The NLRB's Office of General Counsel found that, while the policy's first sentence listed legitimate goals, the policy's remaining blanket confidentiality mandates violated employees' rights to discuss their terms and conditions of employment. So the Office of General Counsel suggested replacing the last two sentences with the following language that would make the employer's policy lawful under the NLRA:
"[Employer] may decide in some circumstances that in order to achieve these objectives, we must maintain the investigation and our role in it in strict confidence. If [Employer] reasonably imposes such a requirement and we do not maintain such confidentiality, we may be subject to disciplinary action up to and including immediate termination."
As a result, employers that are concerned about their policies on the confidentiality of workplace investigations now have language they can include in those policies to help ensure they will not be found unlawful.
NLRB Upholds Facebook Firing, But Continues Scrutiny of Social Media
In a recent advice memorandum, the NLRB's Office of General Counsel found that an employer did not act unlawfully by firing an employee for making profanity-laced comments about the company in a private group message on Facebook. The General Counsel concluded that the employee's conduct was not protected by the NLRA because her statements were simply "boasting and griping." In the group post, the employee stated that she had told a supervisor to "back the freak off" and typed "F**K…FIRE ME …Make my day," in addition to using other profane language and insulting the company.
The General Counsel considered this conduct in light of a 2012 NLRB decision (Hoodview Vending Co., 359 NLRB No. 36) finding that discussions between coworkers over things like wages, work schedules and job security, even if out of a purely personal concern with no intent to induce group action, involved subjects of such mutual workplace concern that they inherently constituted concerted activity. The General Counsel found the employee's conduct was not protected under this standard, as it did not involve "shared concerns about terms and conditions of employment" and noted that "[t]he [NLRB]'s test for concert is whether the activity is engaged in ‘with or on the authority of other employees, and not solely by and on behalf of the employee himself.'"
This guidance is a positive development for employers, but it also shows that the NLRB is continuing to scrutinize employee conduct on social media related to their terms and conditions of employment, and that such conduct could be protected even if it doesn't address group action.
NLRB Finds Unlawful Rule Barring Union Officials From Using Company Email

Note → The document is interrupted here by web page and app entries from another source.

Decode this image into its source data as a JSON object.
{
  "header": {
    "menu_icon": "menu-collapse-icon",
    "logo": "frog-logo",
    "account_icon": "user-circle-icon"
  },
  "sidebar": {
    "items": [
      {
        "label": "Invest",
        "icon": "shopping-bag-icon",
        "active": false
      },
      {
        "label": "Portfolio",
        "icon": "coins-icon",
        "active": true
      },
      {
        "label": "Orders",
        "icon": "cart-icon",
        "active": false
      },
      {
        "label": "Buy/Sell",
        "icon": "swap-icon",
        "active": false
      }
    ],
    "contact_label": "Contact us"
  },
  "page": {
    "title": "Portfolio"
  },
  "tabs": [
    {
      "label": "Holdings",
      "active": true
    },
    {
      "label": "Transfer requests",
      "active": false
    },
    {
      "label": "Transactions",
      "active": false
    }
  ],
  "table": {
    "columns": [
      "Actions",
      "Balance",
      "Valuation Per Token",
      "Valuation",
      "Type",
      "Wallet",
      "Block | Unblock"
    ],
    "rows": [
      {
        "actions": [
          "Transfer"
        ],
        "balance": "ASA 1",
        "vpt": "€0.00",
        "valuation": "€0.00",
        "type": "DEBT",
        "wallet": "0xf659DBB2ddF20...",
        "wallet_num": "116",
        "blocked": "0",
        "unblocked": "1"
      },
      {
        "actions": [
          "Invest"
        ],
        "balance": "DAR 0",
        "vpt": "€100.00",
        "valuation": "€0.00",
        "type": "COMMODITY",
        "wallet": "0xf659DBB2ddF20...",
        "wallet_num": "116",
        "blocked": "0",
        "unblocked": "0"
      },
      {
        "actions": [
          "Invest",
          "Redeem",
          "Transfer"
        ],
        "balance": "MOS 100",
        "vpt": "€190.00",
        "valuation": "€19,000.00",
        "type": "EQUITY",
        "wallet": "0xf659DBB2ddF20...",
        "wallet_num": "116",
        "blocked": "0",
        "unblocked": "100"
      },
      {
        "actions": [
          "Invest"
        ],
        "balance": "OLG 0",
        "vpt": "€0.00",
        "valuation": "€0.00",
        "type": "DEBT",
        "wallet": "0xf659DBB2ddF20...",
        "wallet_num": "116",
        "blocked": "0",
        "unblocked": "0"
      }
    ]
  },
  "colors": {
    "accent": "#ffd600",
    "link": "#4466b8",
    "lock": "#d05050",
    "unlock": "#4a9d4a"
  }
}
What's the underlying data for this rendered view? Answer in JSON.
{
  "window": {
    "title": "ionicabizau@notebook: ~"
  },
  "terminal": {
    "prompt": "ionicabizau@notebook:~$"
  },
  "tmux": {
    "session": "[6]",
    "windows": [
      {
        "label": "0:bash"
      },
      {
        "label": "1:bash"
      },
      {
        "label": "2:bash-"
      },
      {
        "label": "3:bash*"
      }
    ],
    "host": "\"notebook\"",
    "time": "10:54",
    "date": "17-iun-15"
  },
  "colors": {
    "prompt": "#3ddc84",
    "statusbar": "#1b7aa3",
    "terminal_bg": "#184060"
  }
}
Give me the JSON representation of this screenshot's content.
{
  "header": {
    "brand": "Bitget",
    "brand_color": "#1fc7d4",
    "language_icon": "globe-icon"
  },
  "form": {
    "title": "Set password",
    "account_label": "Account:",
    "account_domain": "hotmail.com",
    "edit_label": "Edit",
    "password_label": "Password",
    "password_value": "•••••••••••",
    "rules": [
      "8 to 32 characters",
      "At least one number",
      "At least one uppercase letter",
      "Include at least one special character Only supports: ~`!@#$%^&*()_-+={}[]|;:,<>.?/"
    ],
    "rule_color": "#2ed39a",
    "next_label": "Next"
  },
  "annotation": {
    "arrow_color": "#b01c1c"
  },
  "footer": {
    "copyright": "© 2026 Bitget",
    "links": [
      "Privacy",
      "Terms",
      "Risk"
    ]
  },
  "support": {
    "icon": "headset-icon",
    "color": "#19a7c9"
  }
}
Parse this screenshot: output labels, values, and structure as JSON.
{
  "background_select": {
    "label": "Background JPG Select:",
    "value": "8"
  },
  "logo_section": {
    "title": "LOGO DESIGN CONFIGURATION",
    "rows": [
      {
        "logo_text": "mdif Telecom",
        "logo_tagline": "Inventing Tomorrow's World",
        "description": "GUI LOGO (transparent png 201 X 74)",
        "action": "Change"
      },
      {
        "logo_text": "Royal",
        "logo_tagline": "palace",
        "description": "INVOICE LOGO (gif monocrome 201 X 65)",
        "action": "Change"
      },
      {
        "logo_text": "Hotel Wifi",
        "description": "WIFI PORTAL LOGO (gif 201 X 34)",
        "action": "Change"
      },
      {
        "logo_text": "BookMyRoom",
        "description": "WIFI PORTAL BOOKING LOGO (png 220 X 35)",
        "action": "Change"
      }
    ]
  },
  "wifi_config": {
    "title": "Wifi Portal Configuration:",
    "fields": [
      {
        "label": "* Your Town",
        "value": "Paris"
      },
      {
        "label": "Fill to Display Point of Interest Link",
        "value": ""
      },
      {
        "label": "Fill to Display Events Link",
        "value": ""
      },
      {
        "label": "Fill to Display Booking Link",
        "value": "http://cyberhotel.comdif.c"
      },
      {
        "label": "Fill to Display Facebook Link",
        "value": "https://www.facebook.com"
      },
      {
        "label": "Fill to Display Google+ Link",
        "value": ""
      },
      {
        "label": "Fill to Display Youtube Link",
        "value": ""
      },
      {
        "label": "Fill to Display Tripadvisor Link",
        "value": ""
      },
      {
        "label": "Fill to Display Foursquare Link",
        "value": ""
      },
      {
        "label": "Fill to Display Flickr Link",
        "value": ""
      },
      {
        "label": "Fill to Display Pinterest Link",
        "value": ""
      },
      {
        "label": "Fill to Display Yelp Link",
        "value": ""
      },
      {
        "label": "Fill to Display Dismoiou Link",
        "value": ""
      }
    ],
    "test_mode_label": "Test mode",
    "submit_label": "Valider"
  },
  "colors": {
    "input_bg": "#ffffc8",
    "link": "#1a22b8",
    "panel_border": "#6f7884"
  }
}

The NLRB recently issued a decision finding that an employer's notice warning union representatives that they were spending too much time using the company's email system violated federal labor law. The employer's informational notice to employees said the amount of time union representatives spent on emails during working hours was unacceptably high, and one representative was disciplined following the notice. The NLRB found the notice was "facially discriminatory" because it "placed limitations only on email messages sent by union representatives and related to union business" and was "promulgated in response to email use by union representatives." Significantly, however, the NLRB also found that the employer's policy restricting the use of company electronic media to business purposes only, with limited exceptions for personal use, was lawful. It was the application of that policy, in which the employer singled out union-related messages for more restrictive treatment, that was unlawful.